Schoen EJ: Male circumcision. Male Sexual Dysfunction. Pathophysiology and Treatment. Edited by: Kandeel FR, Lue TF, Pryor JL, Swerdloff RS. 2007, New York: Informa, 95-107.
France Male Circumcision rate - Le site sante’ du Minist’ere des Affaires socials et del la Sante’.http://www.sante.gouv.fr/IMG/pdf/er754.pdf,
Kamtsiuris P, Bergmann E, Rattay P, Schlaud M: Use of medical services. Results of the German health interview and examination survey for children and adolescents (KiGGS). Bundesgesundheitsblatt Gesundheitsforschung Gesundheitsschutz. 2007, 50: 836-850. 10.1007/s00103-007-0247-1.
Groves H, Bailie A, McCallion W: Childhood Circumcision in Northern Ireland: a barometer of the current practice of general paediatric surgery. Ulster Med J. 2010, 79: 80-81.
The authors would like to acknowledge the contribution of Sharon Ayoob who identified the male neonate exposure to paracetamol at the time of circumcision. The authors are grateful to Dr. Manuel Cifuentes for contributions to the metabolic model design and data interpretation. The authors are also grateful to David Skinner for assistance with data collection and Dr. Rebecca Gore for contributions to the statistical analysis.

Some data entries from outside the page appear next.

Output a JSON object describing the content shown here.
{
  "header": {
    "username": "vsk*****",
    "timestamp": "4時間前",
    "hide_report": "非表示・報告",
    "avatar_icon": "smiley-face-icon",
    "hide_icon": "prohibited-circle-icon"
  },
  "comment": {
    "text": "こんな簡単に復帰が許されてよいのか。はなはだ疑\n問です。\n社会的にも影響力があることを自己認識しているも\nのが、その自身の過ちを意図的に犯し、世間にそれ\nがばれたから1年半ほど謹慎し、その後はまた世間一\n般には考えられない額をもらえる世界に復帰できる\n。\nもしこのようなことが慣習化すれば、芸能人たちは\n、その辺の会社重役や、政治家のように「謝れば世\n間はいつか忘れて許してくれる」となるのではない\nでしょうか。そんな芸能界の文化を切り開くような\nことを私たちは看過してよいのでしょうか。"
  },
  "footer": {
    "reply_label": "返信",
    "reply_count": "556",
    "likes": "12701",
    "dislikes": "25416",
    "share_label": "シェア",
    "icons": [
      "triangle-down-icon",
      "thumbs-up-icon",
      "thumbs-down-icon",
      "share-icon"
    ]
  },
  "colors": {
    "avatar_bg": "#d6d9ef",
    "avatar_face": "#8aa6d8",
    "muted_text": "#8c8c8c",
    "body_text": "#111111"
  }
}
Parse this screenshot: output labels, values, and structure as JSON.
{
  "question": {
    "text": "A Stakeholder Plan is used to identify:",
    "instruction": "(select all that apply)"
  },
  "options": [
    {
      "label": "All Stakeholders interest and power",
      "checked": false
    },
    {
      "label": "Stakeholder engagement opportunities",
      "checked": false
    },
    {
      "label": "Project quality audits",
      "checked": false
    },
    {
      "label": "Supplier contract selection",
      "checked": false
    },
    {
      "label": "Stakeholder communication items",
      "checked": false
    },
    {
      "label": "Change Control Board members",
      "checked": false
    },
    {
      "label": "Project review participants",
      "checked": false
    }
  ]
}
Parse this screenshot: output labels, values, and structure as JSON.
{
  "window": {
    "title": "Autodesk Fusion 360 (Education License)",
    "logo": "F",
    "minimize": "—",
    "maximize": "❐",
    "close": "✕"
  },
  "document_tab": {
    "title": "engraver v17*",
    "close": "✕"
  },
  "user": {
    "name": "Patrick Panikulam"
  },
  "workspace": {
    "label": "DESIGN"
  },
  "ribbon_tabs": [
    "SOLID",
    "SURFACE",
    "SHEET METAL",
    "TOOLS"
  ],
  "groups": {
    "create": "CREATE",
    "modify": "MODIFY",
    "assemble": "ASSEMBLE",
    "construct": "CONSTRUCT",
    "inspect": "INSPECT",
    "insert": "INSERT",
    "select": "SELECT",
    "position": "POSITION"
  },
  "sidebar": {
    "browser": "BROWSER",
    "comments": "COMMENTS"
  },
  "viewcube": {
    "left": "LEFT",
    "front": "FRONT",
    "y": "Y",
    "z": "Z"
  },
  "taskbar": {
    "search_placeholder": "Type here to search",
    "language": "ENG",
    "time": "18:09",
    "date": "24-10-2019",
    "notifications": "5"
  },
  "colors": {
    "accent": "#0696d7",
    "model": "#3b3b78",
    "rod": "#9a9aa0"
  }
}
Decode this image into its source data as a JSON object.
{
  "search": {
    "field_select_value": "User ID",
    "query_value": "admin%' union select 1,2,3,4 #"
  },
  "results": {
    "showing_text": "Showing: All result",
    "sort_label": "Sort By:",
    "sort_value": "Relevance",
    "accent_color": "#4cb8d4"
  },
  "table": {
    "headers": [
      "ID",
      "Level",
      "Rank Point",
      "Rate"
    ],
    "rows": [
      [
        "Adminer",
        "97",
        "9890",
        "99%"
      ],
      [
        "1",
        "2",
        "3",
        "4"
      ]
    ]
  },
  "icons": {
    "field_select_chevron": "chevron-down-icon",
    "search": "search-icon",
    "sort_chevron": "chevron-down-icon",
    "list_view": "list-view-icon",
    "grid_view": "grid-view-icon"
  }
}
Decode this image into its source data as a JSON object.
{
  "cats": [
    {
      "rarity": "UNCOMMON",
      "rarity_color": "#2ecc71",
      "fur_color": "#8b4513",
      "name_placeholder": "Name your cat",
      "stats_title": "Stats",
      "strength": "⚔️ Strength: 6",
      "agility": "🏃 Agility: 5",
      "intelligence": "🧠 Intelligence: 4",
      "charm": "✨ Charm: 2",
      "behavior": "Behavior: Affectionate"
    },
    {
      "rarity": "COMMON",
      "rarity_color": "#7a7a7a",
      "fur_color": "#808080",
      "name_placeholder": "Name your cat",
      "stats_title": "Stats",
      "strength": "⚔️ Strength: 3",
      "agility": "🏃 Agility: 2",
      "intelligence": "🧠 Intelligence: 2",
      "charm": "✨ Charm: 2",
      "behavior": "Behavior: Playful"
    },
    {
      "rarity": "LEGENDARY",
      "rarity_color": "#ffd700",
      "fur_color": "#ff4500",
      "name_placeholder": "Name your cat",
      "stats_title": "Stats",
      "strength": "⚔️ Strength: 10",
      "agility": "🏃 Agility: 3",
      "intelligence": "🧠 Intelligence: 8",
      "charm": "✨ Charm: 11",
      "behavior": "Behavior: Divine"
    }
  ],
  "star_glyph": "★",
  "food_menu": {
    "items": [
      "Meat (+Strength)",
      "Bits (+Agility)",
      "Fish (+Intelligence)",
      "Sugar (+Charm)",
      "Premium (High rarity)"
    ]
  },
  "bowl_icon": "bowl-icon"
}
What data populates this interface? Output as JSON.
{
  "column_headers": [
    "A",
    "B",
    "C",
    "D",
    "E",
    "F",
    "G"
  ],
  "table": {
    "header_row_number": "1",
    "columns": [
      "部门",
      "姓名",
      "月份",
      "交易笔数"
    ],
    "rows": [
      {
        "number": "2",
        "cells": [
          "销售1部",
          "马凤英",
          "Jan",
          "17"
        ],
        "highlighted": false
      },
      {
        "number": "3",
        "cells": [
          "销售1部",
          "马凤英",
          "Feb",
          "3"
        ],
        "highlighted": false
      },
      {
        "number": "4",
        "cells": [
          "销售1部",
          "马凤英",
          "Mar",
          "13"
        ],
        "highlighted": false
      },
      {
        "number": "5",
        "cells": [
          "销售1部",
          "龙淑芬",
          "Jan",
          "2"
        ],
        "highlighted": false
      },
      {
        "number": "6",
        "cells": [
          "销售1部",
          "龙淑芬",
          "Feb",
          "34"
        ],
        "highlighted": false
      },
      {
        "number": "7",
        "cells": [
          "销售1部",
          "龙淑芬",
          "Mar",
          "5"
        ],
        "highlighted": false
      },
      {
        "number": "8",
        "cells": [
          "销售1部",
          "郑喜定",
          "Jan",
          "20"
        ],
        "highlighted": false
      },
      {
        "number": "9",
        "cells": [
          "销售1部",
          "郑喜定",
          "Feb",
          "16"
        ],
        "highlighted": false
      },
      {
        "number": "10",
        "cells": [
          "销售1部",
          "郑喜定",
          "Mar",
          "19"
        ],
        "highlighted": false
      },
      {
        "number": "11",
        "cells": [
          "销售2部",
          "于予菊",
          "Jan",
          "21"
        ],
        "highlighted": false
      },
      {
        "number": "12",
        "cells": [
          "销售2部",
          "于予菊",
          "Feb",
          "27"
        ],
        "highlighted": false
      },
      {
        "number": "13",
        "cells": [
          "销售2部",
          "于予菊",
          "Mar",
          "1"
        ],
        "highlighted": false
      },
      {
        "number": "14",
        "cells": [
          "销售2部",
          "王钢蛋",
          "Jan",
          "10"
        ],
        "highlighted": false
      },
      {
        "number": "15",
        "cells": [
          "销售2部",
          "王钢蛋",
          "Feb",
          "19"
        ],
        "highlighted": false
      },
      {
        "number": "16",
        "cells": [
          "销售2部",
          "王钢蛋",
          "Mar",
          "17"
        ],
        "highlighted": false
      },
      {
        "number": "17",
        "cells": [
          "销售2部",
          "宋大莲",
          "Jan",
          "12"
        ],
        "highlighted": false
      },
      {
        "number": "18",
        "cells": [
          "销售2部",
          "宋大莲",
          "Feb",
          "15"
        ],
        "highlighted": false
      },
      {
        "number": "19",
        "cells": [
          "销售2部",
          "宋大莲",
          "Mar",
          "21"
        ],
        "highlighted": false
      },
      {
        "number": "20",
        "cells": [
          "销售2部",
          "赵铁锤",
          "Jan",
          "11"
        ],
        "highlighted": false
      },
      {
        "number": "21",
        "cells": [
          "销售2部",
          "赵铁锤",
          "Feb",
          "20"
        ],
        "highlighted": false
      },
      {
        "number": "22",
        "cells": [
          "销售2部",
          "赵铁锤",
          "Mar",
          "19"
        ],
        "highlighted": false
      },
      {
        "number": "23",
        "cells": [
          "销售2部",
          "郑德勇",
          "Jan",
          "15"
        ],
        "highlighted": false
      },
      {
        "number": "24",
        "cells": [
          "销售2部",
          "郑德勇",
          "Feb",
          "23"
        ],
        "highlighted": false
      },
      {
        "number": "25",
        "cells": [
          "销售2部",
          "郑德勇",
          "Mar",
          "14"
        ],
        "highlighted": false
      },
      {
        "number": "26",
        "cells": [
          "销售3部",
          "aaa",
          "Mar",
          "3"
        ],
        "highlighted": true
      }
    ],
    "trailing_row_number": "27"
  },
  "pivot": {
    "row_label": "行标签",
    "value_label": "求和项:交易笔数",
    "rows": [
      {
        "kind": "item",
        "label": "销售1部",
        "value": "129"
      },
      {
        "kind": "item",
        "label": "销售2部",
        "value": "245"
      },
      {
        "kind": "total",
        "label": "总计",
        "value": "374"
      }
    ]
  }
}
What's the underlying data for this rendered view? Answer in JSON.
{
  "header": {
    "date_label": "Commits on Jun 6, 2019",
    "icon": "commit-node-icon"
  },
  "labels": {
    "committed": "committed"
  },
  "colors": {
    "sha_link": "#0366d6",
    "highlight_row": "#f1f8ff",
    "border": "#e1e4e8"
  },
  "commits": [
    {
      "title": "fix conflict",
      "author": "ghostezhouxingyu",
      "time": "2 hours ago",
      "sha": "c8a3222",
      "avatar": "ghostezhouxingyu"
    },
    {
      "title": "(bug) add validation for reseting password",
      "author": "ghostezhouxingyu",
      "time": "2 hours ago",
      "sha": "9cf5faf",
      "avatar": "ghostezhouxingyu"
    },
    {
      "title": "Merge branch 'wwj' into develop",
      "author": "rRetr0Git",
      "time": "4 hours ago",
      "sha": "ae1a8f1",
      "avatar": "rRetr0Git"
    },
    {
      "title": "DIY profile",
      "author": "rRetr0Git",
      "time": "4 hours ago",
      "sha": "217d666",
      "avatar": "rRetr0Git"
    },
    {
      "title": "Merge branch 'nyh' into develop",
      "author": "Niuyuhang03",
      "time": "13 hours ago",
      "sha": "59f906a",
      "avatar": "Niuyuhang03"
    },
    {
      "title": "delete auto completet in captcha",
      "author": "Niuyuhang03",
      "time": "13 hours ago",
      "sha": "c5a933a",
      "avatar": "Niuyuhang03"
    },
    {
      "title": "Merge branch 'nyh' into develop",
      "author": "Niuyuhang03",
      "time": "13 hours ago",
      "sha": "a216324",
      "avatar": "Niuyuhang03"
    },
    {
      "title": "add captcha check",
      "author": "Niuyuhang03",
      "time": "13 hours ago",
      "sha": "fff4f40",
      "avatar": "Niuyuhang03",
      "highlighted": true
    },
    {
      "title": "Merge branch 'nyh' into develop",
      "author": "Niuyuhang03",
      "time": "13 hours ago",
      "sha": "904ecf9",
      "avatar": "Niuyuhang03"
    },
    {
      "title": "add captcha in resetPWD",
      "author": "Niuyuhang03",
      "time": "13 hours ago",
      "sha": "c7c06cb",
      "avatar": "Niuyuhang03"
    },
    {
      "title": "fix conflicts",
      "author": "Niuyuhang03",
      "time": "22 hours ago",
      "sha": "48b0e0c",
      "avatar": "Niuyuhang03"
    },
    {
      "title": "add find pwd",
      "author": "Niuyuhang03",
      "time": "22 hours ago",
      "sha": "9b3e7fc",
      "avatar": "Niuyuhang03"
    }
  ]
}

The authors declare that there are no conflicts of interest.
AB conceived of the study, made substantial contributions to its design and coordination, acquired the data, performed the data analysis and drafted the manuscript. DK made substantial contributions to concept and design, and revised the manuscript critically for intellectual content and data interpretation. Both authors read and approved the final manuscript.